This issue follows our lead Charlie, Hollywood screenwriter, as he falls further down the rabbit hole murder of a Hollywood starlet. It delves into the seedy underside of Public Relations as the public images of actors must be propped up by bullshit to keep the people clueless as to their real natures. This issue had appearance by Clark Gable and Ronald Reagan.
The art is wonderful, Phillips is a master. The covers are just phenomenal. Brubaker is always on point. The true stories of Hollywood feature was a little weak this month. It almost feels stunted. A small criticism of a good issue.
A young woman is about to commit suicide by jumping off a building. She has a history of mental problems. A man stops her from jumping, sort of. She still falls off but survives. He tells her she is telepathic. The voices she hears are other people’s thoughts.
He takes her to a home where others like her live (definite x-men vibe). She is assigned a new identity and is told she must murder all who she knew in her previous life.

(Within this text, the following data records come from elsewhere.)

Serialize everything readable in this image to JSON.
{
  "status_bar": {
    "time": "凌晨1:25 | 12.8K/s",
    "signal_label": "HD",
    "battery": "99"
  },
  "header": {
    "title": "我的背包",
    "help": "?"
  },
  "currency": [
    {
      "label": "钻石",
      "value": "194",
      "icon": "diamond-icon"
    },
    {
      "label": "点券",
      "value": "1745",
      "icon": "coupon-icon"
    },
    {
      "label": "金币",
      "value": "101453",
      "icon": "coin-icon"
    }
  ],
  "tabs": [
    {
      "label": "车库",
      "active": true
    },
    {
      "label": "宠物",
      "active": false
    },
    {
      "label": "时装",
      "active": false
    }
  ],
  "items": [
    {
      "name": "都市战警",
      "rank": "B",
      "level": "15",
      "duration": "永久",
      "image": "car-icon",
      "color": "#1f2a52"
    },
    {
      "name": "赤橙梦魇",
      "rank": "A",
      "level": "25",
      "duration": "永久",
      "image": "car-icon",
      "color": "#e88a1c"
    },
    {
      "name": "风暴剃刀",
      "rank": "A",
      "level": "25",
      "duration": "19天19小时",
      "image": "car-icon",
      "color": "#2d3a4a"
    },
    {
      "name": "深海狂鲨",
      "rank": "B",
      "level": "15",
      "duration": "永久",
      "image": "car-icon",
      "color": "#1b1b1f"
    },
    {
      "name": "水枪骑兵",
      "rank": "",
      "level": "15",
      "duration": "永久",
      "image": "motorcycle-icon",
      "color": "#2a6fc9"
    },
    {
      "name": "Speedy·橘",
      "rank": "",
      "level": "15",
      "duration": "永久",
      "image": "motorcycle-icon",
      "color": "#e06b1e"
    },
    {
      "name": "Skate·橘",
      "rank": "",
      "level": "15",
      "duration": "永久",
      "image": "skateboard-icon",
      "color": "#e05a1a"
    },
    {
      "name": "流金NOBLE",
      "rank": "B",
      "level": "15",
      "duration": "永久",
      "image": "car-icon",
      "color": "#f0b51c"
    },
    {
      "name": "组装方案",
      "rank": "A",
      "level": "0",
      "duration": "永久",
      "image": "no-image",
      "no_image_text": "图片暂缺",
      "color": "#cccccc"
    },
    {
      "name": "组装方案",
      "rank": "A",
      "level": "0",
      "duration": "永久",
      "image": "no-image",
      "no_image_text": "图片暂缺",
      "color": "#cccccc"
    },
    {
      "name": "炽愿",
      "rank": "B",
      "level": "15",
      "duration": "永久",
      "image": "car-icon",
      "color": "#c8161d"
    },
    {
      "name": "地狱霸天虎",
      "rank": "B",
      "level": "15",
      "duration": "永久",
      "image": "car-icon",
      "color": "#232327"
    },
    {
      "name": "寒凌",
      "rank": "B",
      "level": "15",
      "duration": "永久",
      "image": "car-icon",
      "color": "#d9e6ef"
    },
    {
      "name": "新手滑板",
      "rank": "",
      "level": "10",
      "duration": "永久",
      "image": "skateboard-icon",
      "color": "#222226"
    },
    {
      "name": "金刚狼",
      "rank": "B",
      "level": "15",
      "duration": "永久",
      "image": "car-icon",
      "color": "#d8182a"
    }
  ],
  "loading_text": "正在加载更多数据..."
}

Written by a guy name Eric Stephenson, this is a trippy comic with phenomenal artwork by Simon Gane. What is strange is that the issue has no advertisement inside. It is all story. The cover is also non-typical as it appears to be the first panel of the story.
I am not sure where this comic is headed. I suspect the story might all be a delusion in a sick girl’s mind, but you never know with comics. I’ll be back for future issues.
I cannot explain this comic. Aliens from the Crab Nebula, led by “King Tiger eating a cheeseburger” have attacked Earth and a group of “Heroes” working for NASA are fighting them off. We have a ghost narrator (on cover) who tries to made sense of it.
I can’t explain this. It is amazing, it is absolutely worth reading, but don’t expect logic. This thing is “Comix” in every sense of the word.
I picked up this trade (first 6 issues) on the recommendation of my comic guy. Set in 1987, this is the tale of Marcus, a young homeless man wanted by the police for burning down the orphanage he lived in. He is taken off the streets by students of a school for assassins. He gets into several misadventures as he learns the subtle arts of killing.
This is a Rick Remender book, usually a sign of quality. Semi autobiographical, Remender is reliving the horrors of High School through young Marcus. A self-proclaimed freak, Remender knows all to well the damage High School can do to a kid. Teenagers are cruel animals. They travel in packs and pounce on the weak. I managed to find my own cliche in school (band) and was left alone for the most part, despite being a fat comic reading geek. That so many of them, especially the jocks, are now overweight comic reading geeks brings me no small source of amusement. When I get Facebook messages from them asking for comic recommendations, I know the world has gotten fucked up somewhere along the way. I blame Joss Whedon.
See you next time, same Bat-Time, same Bat-Channel!